Initial thoughts on the Red Lion Hotel, Salt Lake City, Utah
Based on a visit in August, 2006
A sprawing review of the Red Lion hotel that we stayed at during our time in SLC, during our Western States Tour, 2006.
We arrived at about 9:30pm on a Monday and behind the counter were a couple of younger girls, very chatty, but pretty efficient. I wish they would have asked if we had a preference for a side of the building or a floor, but that didn't happen. It looked like the assigned the room just as we checked in, so it would have been an easy thing to do.
The lobby was fine enough, if a bit cramped. I guess I'm used to taller ceilings in the lobby area. (I don't know where I picked that up from.) However, the first impression I get of most hotels is when I get up close with a particular detail and (short of the front desk counter) that's the elevator.
The elevator we got into was a mess mostly from wear. There was a panel at in the drop-lights ceiling that was missing, the other panels had obvious dead insects on top of them creating distinct black shadows. Some of the trim was missing that was supposed to hold the panels in place was missing, the walls were in okay shape but there were deep gouges on the doors when they closed. The flooring was the same very worn out carpet that was in the hallways, but the part near the doors was tacked down with duct tape that had seen better days.
The hallway on the 8th floor was clean enough and we made our way to our room with ease overall. The building is one of those 'tri-wing' styles where you've got three arms of the building coming out from a central 'shaft' that has the elevators. This is nice because it gives each room a view that doesn't look into any other rooms, and the curving layout hides the distance that you need to walk to get to your room.
Once we opened the door to the room, we hit the light switch. Nothing. Oh great. Amy ventured in to see if any of the table lamps worked. After a minute or so of stumbling in the dark having only the light from the hallway to help, she finally found a lamp that had a light switch she could feel for. Not the best introduction to the room. It turns out the lamp the wall switch was supposed to turn on had been turned off at the base. It seems like something they would check in the room after clean up.
The bathroom is dinky, one of those water closets where the swing of the door covers 90% of the free floor space, giving you just a few feet to move around. The bathtub is super tiny, maybe four-foot long. There's plenty of counter space however, so that's nice enough.

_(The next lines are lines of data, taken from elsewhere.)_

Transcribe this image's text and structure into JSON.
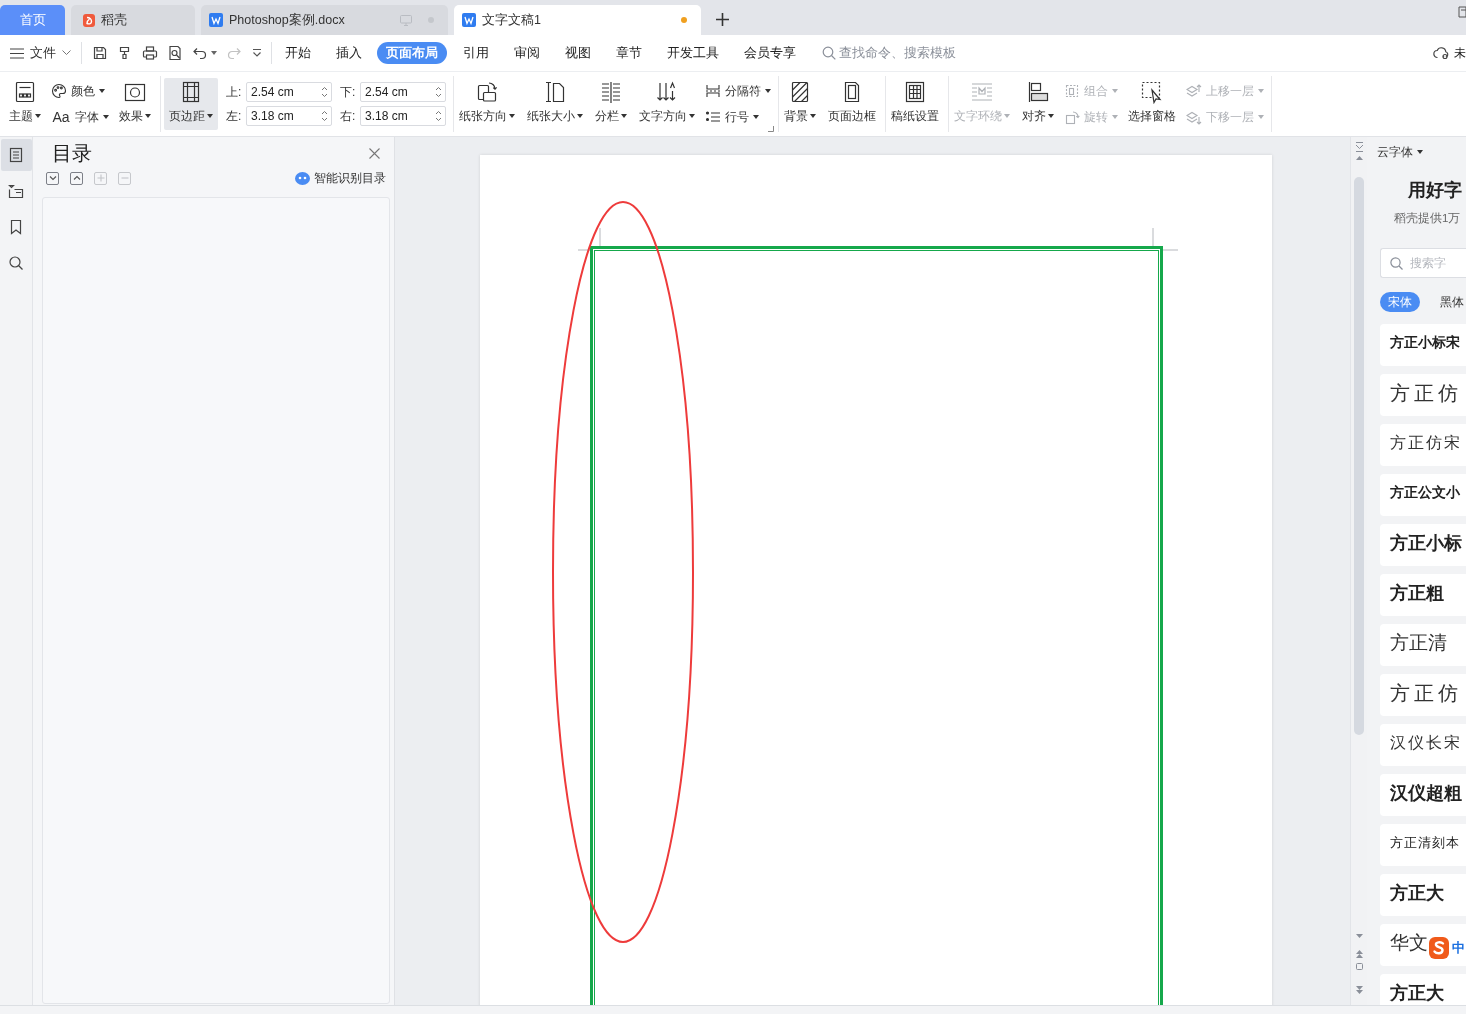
{
  "tabs": [
    {
      "kind": "home",
      "label": "首页",
      "selected": false
    },
    {
      "kind": "app",
      "label": "稻壳",
      "selected": false
    },
    {
      "kind": "doc",
      "label": "Photoshop案例.docx",
      "selected": false,
      "unsaved": false
    },
    {
      "kind": "doc",
      "label": "文字文稿1",
      "selected": true,
      "unsaved": true
    }
  ],
  "menu": {
    "file": "文件",
    "quick_tools": [
      {
        "disabled": false
      },
      {
        "disabled": false
      },
      {
        "disabled": false
      },
      {
        "disabled": false
      },
      {
        "disabled": false,
        "dropdown": true
      },
      {
        "disabled": true
      }
    ],
    "tabs": [
      {
        "label": "开始",
        "selected": false
      },
      {
        "label": "插入",
        "selected": false
      },
      {
        "label": "页面布局",
        "selected": true
      },
      {
        "label": "引用",
        "selected": false
      },
      {
        "label": "审阅",
        "selected": false
      },
      {
        "label": "视图",
        "selected": false
      },
      {
        "label": "章节",
        "selected": false
      },
      {
        "label": "开发工具",
        "selected": false
      },
      {
        "label": "会员专享",
        "selected": false
      }
    ],
    "search": {
      "placeholder": "查找命令、搜索模板"
    },
    "sync_status": "未"
  },
  "ribbon": {
    "groups": [
      {
        "columns": [
          {
            "kind": "large",
            "items": [
              {
                "label": "主题",
                "dropdown": true,
                "disabled": false,
                "highlighted": false
              }
            ]
          },
          {
            "kind": "stack",
            "items": [
              {
                "label": "颜色",
                "dropdown": true,
                "disabled": false,
                "highlighted": false
              },
              {
                "glyph": "Aa",
                "label": "字体",
                "dropdown": true,
                "disabled": false,
                "highlighted": false
              }
            ]
          },
          {
            "kind": "large",
            "items": [
              {
                "label": "效果",
                "dropdown": true,
                "disabled": false,
                "highlighted": false
              }
            ]
          }
        ]
      },
      {
        "columns": [
          {
            "kind": "large",
            "items": [
              {
                "label": "页边距",
                "dropdown": true,
                "disabled": false,
                "highlighted": true
              }
            ]
          },
          {
            "kind": "fields",
            "items": [
              {
                "label": "上:",
                "value": "2.54 cm"
              },
              {
                "label": "左:",
                "value": "3.18 cm"
              }
            ]
          },
          {
            "kind": "fields",
            "items": [
              {
                "label": "下:",
                "value": "2.54 cm"
              },
              {
                "label": "右:",
                "value": "3.18 cm"
              }
            ]
          }
        ]
      },
      {
        "launcher": true,
        "columns": [
          {
            "kind": "large",
            "items": [
              {
                "label": "纸张方向",
                "dropdown": true,
                "disabled": false,
                "highlighted": false
              }
            ]
          },
          {
            "kind": "large",
            "items": [
              {
                "label": "纸张大小",
                "dropdown": true,
                "disabled": false,
                "highlighted": false
              }
            ]
          },
          {
            "kind": "large",
            "items": [
              {
                "label": "分栏",
                "dropdown": true,
                "disabled": false,
                "highlighted": false
              }
            ]
          },
          {
            "kind": "large",
            "items": [
              {
                "label": "文字方向",
                "dropdown": true,
                "disabled": false,
                "highlighted": false
              }
            ]
          },
          {
            "kind": "stack",
            "items": [
              {
                "label": "分隔符",
                "dropdown": true,
                "disabled": false,
                "highlighted": false
              },
              {
                "label": "行号",
                "dropdown": true,
                "disabled": false,
                "highlighted": false
              }
            ]
          }
        ]
      },
      {
        "columns": [
          {
            "kind": "large",
            "items": [
              {
                "label": "背景",
                "dropdown": true,
                "disabled": false,
                "highlighted": false
              }
            ]
          },
          {
            "kind": "large",
            "items": [
              {
                "label": "页面边框",
                "disabled": false,
                "highlighted": false
              }
            ]
          }
        ]
      },
      {
        "columns": [
          {
            "kind": "large",
            "items": [
              {
                "label": "稿纸设置",
                "disabled": false,
                "highlighted": false
              }
            ]
          }
        ]
      },
      {
        "columns": [
          {
            "kind": "large",
            "items": [
              {
                "label": "文字环绕",
                "dropdown": true,
                "disabled": true,
                "highlighted": false
              }
            ]
          },
          {
            "kind": "large",
            "items": [
              {
                "label": "对齐",
                "dropdown": true,
                "disabled": false,
                "highlighted": false
              }
            ]
          },
          {
            "kind": "stack",
            "items": [
              {
                "label": "组合",
                "dropdown": true,
                "disabled": true,
                "highlighted": false
              },
              {
                "label": "旋转",
                "dropdown": true,
                "disabled": true,
                "highlighted": false
              }
            ]
          },
          {
            "kind": "large",
            "items": [
              {
                "label": "选择窗格",
                "disabled": false,
                "highlighted": false
              }
            ]
          },
          {
            "kind": "stack",
            "items": [
              {
                "label": "上移一层",
                "dropdown": true,
                "disabled": true,
                "highlighted": false
              },
              {
                "label": "下移一层",
                "dropdown": true,
                "disabled": true,
                "highlighted": false
              }
            ]
          }
        ]
      }
    ]
  },
  "left_rail": {
    "items": [
      {
        "selected": true
      },
      {
        "selected": false
      },
      {
        "selected": false
      },
      {
        "selected": false
      }
    ]
  },
  "outline_panel": {
    "title": "目录",
    "tools": [
      {
        "kind": "expand",
        "disabled": false
      },
      {
        "kind": "collapse",
        "disabled": false
      },
      {
        "kind": "add",
        "disabled": true
      },
      {
        "kind": "remove",
        "disabled": true
      }
    ],
    "smart_button": "智能识别目录"
  },
  "font_panel": {
    "title": "云字体",
    "heading": "用好字",
    "subheading": "稻壳提供1万",
    "search": {
      "placeholder": "搜索字"
    },
    "categories": [
      {
        "label": "宋体",
        "selected": true
      },
      {
        "label": "黑体",
        "selected": false
      }
    ],
    "fonts": [
      {
        "name": "方正小标宋",
        "kind": "bold-small"
      },
      {
        "name": "方正仿",
        "kind": "spaced-large"
      },
      {
        "name": "方正仿宋",
        "kind": "spaced"
      },
      {
        "name": "方正公文小",
        "kind": "bold-small"
      },
      {
        "name": "方正小标",
        "kind": "bold"
      },
      {
        "name": "方正粗",
        "kind": "bold"
      },
      {
        "name": "方正清",
        "kind": "regular"
      },
      {
        "name": "方正仿",
        "kind": "spaced-large"
      },
      {
        "name": "汉仪长宋",
        "kind": "spaced"
      },
      {
        "name": "汉仪超粗",
        "kind": "bold"
      },
      {
        "name": "方正清刻本",
        "kind": "small"
      },
      {
        "name": "方正大",
        "kind": "bold"
      },
      {
        "name": "华文",
        "kind": "regular"
      },
      {
        "name": "方正大",
        "kind": "bold"
      }
    ]
  },
  "ime": {
    "label": "中"
  }
}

Note to self: when you're on vacation, the bathtub is close to being your own pool. Make sure the bathtub is big enough to relax in. When we stayed at the Paramount in Portland in 2000 the tub was almost big enough, but bigger is always better, right?
The furniture in the room is nice the woods are free of marking the lamps are nice and clean, the carpet is solid and not threadbare like the elevator's. My only quibble is with the armoire which utterly dominates the room. One of these days, when LCD TVs are cheaper than bulky CRTs, this will go away as a problem, but there are better ways of dealing with the television than stuffing it in a 6ft brown box that's nearly the first thing you see when you step into the room (if the lights are on, that is.)
11 hours into our stay at RDLNSLC and we've got a reasonable room, with basic amenities. We haven't explored the facilities much, and I just realized what a gamble it is to have a hotel with an outdoor pool. Should have looked for an indoor pool when searching for hotels. Chalk another one up to experience.
Internet access: decent enough, though my Powerbook doesn't actually see the Access Point from the desk in the room. Fortunately it kept connected once I found it while sitting on the bed and moved to the desk. The access is pretty tightly controlled, which sucks. In order to have our three laptops (...don't ask...) connected we have to have three separate usernames/passwords.